> **PROBLEM DETAILS**: Read the records below and copy each line that contains "time".

** SUPPLIED INFORMATION follows **

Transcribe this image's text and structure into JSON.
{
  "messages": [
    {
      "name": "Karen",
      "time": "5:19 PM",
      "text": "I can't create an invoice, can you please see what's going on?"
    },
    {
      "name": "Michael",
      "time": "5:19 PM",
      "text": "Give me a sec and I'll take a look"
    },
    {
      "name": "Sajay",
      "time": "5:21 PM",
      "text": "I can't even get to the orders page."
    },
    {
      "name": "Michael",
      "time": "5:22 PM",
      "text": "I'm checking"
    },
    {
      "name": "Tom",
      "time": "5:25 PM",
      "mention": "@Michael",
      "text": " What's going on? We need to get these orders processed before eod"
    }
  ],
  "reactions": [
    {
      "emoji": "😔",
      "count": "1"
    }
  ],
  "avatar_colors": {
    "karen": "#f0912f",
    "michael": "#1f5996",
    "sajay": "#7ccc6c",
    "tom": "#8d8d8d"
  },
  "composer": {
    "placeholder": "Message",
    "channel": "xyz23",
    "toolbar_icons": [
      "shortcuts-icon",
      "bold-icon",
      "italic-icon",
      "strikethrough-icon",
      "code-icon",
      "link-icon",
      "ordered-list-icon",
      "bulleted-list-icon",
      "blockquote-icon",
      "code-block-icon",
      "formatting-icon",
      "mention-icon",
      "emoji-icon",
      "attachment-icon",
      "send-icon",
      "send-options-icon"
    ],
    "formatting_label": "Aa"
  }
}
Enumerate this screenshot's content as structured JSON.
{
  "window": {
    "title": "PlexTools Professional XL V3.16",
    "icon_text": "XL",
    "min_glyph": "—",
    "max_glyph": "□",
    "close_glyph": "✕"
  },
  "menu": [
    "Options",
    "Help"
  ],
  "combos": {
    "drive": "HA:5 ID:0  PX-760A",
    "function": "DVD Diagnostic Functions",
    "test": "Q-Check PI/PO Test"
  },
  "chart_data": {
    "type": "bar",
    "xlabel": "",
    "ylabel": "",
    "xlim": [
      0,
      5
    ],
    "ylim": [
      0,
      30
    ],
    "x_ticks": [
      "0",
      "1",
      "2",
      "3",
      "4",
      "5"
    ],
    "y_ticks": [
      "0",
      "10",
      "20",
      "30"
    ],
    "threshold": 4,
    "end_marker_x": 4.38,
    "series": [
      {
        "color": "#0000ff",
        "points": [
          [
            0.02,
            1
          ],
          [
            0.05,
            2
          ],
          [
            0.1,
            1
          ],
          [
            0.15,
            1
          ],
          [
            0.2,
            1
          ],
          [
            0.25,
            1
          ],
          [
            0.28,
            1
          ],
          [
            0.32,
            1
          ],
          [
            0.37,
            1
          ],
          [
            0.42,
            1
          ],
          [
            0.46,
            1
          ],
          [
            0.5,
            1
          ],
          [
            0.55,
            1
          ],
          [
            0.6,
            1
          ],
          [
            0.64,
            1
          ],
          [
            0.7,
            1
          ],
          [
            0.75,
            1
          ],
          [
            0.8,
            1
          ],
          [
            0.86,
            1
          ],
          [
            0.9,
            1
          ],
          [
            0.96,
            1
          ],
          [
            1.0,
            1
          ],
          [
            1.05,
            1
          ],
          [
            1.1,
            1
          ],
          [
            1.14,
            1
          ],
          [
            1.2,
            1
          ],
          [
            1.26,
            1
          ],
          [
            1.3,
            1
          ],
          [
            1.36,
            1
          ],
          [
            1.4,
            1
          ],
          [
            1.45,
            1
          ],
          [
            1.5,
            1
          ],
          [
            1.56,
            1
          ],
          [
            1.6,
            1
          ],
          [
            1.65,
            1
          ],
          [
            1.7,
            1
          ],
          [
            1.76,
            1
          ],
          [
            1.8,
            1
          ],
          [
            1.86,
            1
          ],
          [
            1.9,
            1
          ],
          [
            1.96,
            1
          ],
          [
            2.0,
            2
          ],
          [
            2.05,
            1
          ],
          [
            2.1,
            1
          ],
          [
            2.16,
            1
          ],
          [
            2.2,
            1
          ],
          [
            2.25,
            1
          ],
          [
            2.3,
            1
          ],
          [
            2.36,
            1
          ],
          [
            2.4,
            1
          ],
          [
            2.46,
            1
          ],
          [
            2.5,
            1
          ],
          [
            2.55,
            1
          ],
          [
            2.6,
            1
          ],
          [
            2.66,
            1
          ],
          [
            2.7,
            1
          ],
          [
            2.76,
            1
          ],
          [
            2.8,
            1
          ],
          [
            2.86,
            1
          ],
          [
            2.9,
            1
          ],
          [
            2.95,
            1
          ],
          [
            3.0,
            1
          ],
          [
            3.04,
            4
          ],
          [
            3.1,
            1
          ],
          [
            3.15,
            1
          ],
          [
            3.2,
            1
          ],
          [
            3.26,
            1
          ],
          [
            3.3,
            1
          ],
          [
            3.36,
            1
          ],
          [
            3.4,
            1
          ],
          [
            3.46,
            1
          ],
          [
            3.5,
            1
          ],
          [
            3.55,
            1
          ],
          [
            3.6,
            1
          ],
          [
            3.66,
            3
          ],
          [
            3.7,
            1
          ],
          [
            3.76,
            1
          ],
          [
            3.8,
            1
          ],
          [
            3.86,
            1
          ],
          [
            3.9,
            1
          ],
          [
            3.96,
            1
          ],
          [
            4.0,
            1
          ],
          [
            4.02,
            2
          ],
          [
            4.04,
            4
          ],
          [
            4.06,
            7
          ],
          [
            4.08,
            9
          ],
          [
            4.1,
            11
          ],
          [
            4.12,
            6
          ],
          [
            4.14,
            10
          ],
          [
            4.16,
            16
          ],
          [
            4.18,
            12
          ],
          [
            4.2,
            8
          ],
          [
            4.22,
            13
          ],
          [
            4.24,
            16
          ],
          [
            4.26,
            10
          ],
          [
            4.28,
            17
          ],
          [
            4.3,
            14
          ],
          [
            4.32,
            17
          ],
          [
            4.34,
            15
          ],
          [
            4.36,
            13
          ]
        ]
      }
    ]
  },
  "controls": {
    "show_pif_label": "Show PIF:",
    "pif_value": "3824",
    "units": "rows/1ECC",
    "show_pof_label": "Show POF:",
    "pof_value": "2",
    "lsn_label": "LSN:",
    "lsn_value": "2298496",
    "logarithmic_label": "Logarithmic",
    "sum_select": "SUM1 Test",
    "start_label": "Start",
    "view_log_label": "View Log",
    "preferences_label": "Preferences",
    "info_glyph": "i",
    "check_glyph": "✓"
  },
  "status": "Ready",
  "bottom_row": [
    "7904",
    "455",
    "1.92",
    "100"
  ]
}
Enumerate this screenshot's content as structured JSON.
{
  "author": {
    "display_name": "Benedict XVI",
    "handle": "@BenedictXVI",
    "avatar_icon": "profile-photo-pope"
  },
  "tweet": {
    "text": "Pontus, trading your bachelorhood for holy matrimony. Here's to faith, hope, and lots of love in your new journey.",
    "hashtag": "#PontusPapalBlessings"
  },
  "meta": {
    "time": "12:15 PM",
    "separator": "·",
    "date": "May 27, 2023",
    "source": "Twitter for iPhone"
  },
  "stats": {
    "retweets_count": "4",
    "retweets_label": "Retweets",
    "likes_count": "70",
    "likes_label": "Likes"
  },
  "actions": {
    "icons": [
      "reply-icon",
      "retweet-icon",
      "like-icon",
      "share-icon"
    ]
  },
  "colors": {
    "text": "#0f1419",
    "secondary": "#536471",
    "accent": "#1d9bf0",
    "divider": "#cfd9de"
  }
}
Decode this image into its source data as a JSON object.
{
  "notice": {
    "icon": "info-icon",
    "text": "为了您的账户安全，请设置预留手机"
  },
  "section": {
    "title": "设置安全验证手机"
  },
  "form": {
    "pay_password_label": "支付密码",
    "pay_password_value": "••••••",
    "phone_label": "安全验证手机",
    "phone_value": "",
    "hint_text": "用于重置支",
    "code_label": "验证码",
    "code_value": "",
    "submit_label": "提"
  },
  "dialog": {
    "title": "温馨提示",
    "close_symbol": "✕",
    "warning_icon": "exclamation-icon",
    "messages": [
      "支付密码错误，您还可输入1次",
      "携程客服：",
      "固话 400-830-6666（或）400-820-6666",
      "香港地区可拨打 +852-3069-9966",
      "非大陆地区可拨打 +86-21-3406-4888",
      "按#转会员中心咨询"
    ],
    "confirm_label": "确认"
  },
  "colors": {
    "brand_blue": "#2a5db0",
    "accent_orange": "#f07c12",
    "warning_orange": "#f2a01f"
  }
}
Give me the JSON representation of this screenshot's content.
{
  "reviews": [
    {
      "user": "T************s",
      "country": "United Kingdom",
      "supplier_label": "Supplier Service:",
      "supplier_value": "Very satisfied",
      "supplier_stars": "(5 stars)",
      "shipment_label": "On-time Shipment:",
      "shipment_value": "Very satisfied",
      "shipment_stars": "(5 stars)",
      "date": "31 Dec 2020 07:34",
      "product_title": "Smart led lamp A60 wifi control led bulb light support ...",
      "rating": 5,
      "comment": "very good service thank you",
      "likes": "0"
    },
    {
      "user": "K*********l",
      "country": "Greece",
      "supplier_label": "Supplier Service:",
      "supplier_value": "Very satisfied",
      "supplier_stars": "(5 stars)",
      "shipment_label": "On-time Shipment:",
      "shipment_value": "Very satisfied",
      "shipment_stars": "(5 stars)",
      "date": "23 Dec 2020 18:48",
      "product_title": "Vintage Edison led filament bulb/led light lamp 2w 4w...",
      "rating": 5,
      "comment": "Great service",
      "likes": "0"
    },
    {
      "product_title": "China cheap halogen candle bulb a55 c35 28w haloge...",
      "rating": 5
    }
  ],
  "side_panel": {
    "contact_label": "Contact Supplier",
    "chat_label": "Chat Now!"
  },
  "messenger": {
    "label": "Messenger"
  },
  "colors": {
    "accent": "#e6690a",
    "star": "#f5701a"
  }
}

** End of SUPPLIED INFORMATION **

> **YOUR SOLUTION**:
      "time": "5:19 PM",
      "time": "5:19 PM",
      "time": "5:21 PM",
      "time": "5:22 PM",
      "time": "5:25 PM",
    "time": "12:15 PM",
      "shipment_label": "On-time Shipment:",
      "shipment_label": "On-time Shipment:",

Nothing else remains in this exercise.